Kyoto provides a way to define components. It's a very common approach for modern libraries to manage frontend parts. In kyoto each component is a context receiver, which returns it's state. Each component becomes a part of the page or top-level component, which executes component asynchronously and gets a state future object. In that way your components are executing in a non-blocking way.

Pages are just top-level components, where you can configure rendering and page related stuff.

Example:

go
// Component is a context receiver, that returns it's state.
// State can be whatever you want (simple type, struct, slice, map, etc).
func CUUID(ctx *kyoto.Context) (state CUUIDState) {
	// Fetch uuid data
	resp, _ := http.Get("http://httpbin.org/uuid")
	data := map[string]string{}
	json.NewDecoder(resp.Body).Decode(&data)
	// Set state
	state.UUID = data["uuid"]
}

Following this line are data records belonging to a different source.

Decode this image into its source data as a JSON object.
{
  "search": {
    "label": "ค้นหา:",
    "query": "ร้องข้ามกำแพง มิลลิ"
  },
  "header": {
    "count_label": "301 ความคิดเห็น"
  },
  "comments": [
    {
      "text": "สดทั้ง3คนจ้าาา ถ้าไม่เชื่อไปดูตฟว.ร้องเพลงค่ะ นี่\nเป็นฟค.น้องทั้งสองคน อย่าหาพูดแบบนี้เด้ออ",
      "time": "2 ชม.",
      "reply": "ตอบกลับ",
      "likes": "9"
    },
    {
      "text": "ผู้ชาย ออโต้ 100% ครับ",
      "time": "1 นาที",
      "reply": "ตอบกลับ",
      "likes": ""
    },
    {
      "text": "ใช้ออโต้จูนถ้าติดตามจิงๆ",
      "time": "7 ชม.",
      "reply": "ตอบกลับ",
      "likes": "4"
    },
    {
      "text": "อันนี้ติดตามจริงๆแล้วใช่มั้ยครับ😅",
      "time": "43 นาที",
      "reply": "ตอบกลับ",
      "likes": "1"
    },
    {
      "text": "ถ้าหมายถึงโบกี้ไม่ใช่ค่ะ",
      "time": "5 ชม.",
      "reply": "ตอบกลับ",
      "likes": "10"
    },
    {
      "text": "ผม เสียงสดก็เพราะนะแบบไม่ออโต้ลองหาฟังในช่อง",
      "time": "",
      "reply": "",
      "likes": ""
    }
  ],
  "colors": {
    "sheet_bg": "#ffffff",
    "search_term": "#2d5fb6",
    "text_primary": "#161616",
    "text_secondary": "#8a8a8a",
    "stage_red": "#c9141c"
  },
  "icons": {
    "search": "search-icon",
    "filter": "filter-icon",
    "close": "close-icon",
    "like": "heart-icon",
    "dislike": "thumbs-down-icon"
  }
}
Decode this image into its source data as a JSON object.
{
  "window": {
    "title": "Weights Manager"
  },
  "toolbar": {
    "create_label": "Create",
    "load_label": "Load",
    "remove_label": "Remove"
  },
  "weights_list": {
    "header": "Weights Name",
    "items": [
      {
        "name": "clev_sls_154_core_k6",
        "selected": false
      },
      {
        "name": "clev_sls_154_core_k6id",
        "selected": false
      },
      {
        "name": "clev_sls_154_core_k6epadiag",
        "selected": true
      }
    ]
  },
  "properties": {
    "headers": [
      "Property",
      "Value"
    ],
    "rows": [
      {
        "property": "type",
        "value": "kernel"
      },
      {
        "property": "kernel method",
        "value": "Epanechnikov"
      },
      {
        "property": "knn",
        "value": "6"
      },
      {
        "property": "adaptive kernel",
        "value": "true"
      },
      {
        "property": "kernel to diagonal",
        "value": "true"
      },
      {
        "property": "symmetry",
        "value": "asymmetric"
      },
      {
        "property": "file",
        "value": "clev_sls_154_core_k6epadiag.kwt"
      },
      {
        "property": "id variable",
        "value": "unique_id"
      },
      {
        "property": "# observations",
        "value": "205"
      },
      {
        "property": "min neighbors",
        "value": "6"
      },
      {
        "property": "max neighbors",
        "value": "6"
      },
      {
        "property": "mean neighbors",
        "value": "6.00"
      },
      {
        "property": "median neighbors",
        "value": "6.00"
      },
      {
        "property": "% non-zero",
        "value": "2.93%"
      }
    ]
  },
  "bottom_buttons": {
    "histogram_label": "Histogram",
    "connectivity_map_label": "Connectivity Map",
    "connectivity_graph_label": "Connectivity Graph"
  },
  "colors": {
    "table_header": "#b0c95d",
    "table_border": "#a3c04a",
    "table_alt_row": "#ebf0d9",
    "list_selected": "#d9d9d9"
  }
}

// Page is just a top-level component, which attaches components and defines rendering
func PExample(ctx *kyoto.Context) (state PExampleState) {
	// Define rendering
	kyoto.Template(ctx, "page.example.html")
	// Attach components
	state.UUID1 = kyoto.Use(ctx, CUUID)
	state.UUID2 = kyoto.Use(ctx, CUUID)
}

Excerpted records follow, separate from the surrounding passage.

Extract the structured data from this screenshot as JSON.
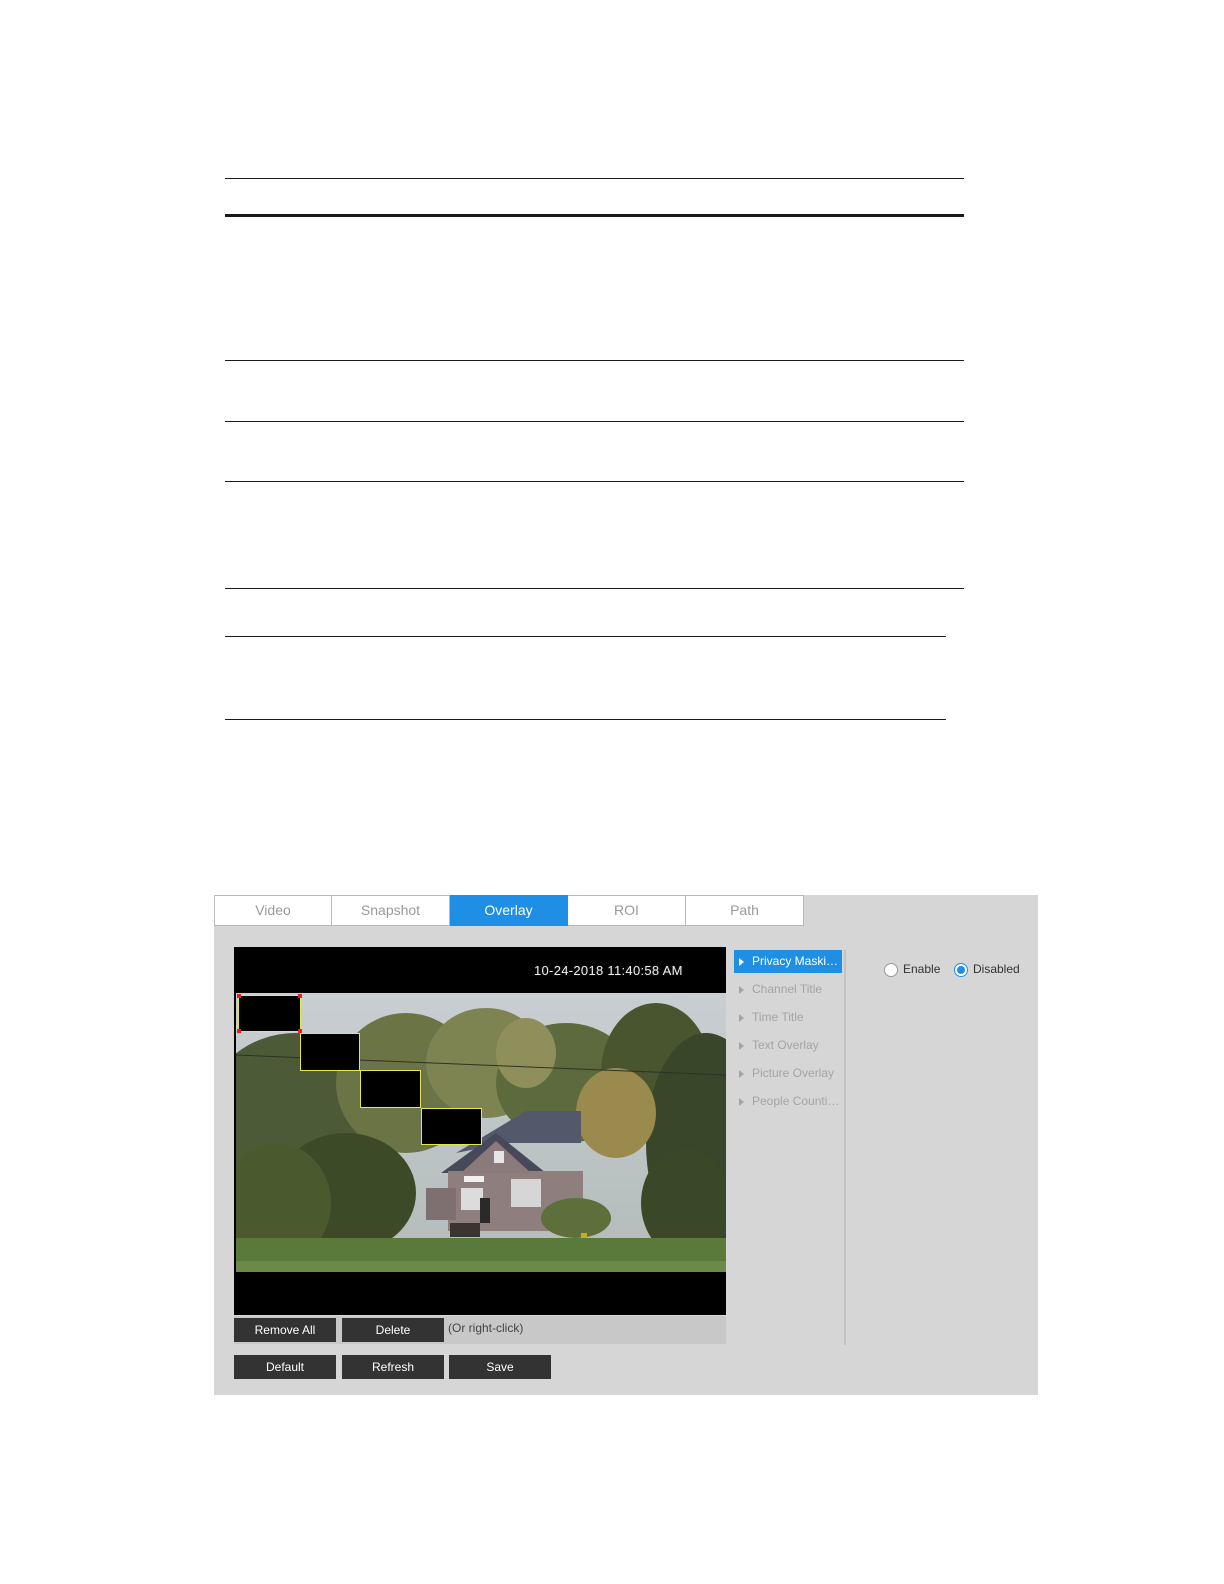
{
  "tabs": [
    {
      "label": "Video"
    },
    {
      "label": "Snapshot"
    },
    {
      "label": "Overlay"
    },
    {
      "label": "ROI"
    },
    {
      "label": "Path"
    }
  ],
  "active_tab": "Overlay",
  "video": {
    "osd_time": "10-24-2018 11:40:58 AM",
    "mask_count": 4
  },
  "edit_bar": {
    "remove_all_label": "Remove All",
    "delete_label": "Delete",
    "hint": "(Or right-click)"
  },
  "side_menu": {
    "items": [
      {
        "label": "Privacy Maski…"
      },
      {
        "label": "Channel Title"
      },
      {
        "label": "Time Title"
      },
      {
        "label": "Text Overlay"
      },
      {
        "label": "Picture Overlay"
      },
      {
        "label": "People Counti…"
      }
    ],
    "active": "Privacy Maski…"
  },
  "privacy_mask": {
    "enable_label": "Enable",
    "disabled_label": "Disabled",
    "selected": "Disabled"
  },
  "footer": {
    "default_label": "Default",
    "refresh_label": "Refresh",
    "save_label": "Save"
  },
  "colors": {
    "accent": "#1f8fe6",
    "panel_bg": "#d6d6d6",
    "button_bg": "#333333",
    "mask_border": "#e8e650"
  }
}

As an option, you can wrap component with another function to accept additional paramenters from top-level page/component.

Example:

go
func CUUID(hburl string) kyoto.Component[CUUIDState] {
	return func(ctx *kyoto.Context) (state CUUIDState) {
		// Fetch uuid data
		resp, _ := http.Get(hburl)
		data := map[string]string{}
		json.NewDecoder(resp.Body).Decode(&data)
		// Set state
		state.UUID = data["uuid"]
	}
}